Look through the records below and collect all lines that hold the string "RENDA".
------ MATERIAL FOR THE TASK
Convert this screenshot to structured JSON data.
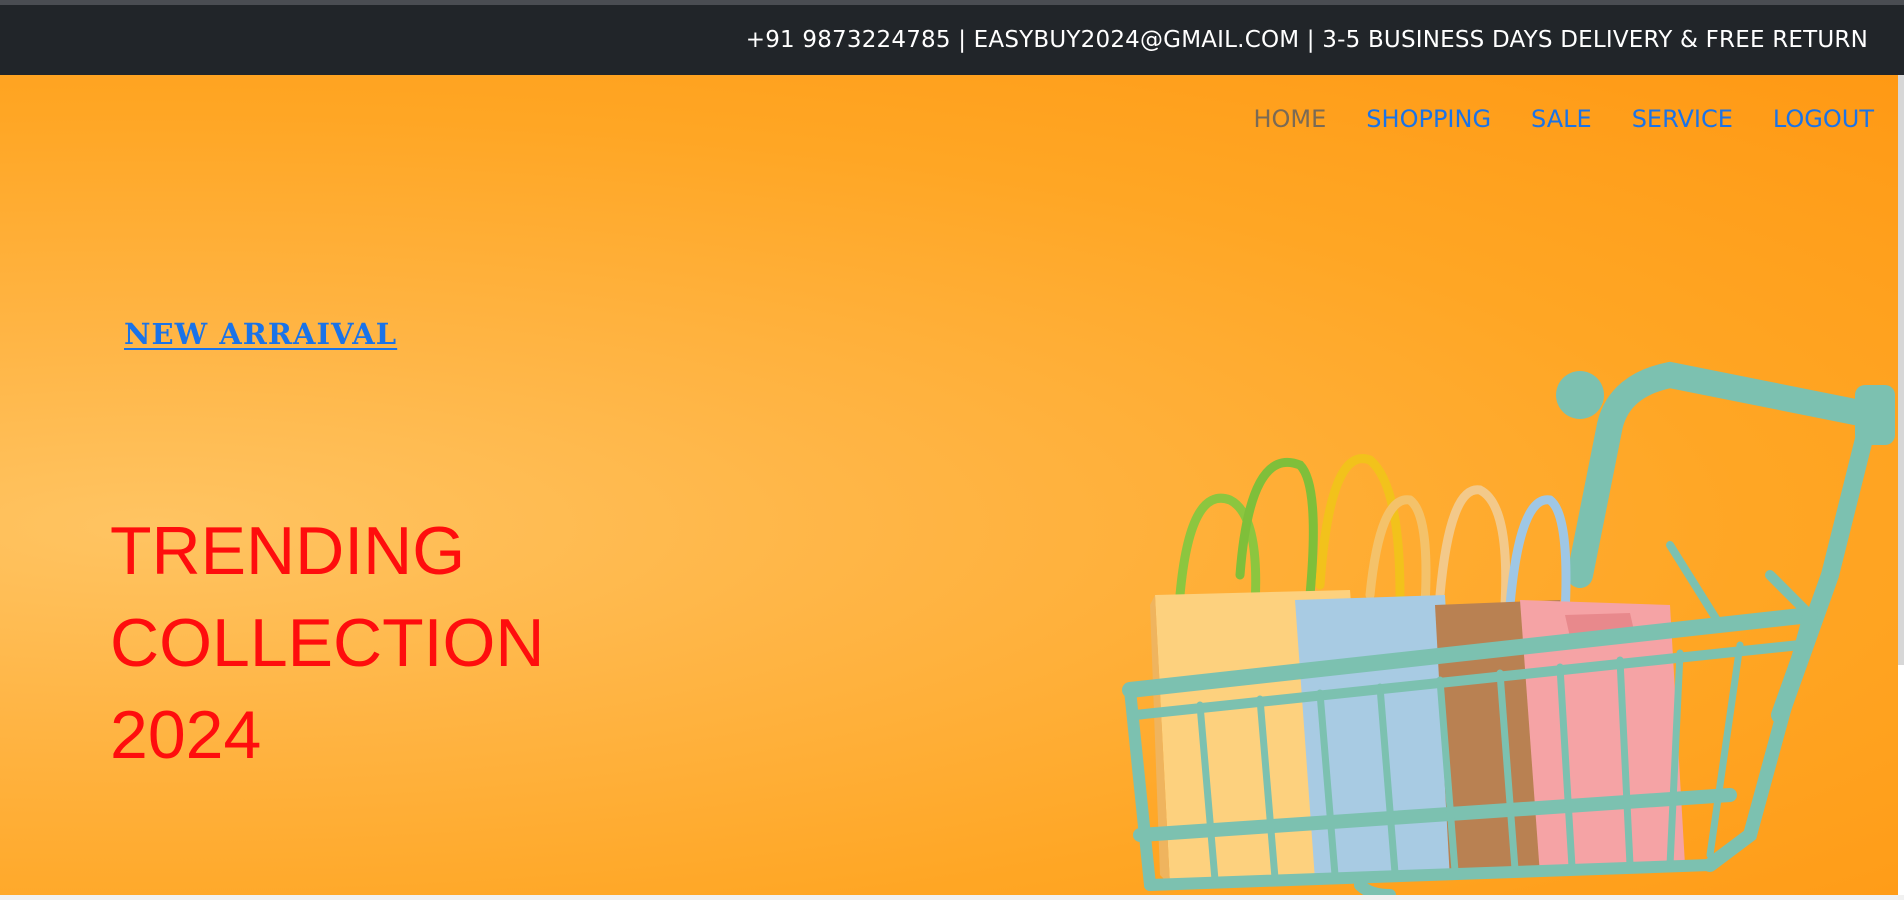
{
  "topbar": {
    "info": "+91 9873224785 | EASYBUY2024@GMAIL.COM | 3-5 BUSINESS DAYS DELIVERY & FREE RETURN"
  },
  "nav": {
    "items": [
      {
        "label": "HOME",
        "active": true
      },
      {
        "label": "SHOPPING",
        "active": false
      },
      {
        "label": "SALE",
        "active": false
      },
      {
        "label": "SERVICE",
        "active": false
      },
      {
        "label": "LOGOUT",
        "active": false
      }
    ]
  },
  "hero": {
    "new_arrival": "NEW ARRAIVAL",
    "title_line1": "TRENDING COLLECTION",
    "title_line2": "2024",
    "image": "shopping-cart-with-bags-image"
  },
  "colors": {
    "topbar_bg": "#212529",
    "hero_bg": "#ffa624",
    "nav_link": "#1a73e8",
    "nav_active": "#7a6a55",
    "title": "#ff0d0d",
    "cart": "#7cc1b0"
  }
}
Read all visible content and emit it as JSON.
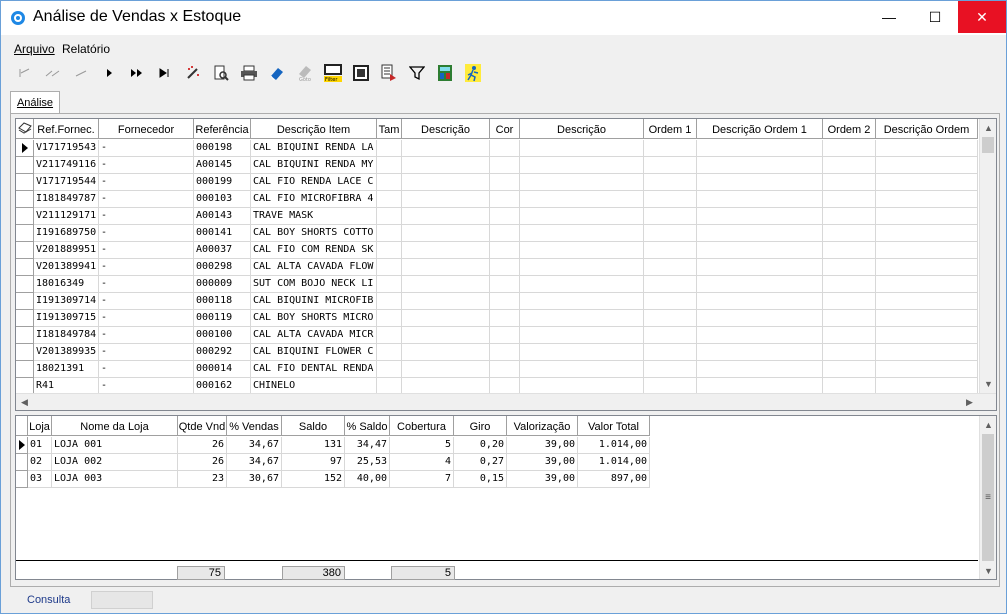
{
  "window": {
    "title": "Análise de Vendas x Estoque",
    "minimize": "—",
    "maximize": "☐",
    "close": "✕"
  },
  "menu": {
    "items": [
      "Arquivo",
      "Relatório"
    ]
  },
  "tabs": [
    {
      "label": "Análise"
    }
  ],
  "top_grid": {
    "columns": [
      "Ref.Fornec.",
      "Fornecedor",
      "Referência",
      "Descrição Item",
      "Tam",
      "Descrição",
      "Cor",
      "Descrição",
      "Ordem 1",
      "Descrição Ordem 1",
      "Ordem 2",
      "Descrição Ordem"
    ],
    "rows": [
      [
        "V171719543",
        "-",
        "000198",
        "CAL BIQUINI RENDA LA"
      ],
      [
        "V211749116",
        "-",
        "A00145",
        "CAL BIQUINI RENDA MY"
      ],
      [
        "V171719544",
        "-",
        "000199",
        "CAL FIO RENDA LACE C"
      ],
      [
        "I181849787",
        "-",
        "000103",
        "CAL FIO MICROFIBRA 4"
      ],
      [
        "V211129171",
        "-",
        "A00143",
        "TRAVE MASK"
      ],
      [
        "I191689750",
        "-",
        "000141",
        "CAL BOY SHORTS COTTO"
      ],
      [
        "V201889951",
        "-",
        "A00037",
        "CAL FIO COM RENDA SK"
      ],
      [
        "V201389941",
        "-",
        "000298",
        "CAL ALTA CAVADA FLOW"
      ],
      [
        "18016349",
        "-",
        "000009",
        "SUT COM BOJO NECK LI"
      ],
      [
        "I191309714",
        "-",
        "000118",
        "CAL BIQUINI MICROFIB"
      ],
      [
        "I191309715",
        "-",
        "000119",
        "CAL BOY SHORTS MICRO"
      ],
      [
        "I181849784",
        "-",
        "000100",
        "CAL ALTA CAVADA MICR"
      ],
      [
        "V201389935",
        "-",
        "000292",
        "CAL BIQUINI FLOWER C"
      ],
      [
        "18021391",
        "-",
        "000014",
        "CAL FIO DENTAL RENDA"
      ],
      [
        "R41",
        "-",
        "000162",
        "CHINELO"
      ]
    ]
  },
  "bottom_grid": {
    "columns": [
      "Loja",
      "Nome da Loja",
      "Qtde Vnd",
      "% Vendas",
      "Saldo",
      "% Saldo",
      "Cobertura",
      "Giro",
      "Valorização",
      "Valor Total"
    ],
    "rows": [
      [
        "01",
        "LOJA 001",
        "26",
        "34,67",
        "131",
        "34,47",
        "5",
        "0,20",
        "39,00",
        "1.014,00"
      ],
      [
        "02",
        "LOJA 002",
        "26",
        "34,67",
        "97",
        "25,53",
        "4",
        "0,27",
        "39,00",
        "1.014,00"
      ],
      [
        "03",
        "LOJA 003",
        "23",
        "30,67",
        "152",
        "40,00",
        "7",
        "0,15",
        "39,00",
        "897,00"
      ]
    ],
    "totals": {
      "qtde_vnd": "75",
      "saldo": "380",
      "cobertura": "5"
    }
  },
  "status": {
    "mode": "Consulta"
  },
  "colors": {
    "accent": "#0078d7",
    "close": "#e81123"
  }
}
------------
◆ ANSWER
        "CAL BIQUINI RENDA LA"
        "CAL BIQUINI RENDA MY"
        "CAL FIO RENDA LACE C"
        "CAL FIO COM RENDA SK"
        "CAL FIO DENTAL RENDA"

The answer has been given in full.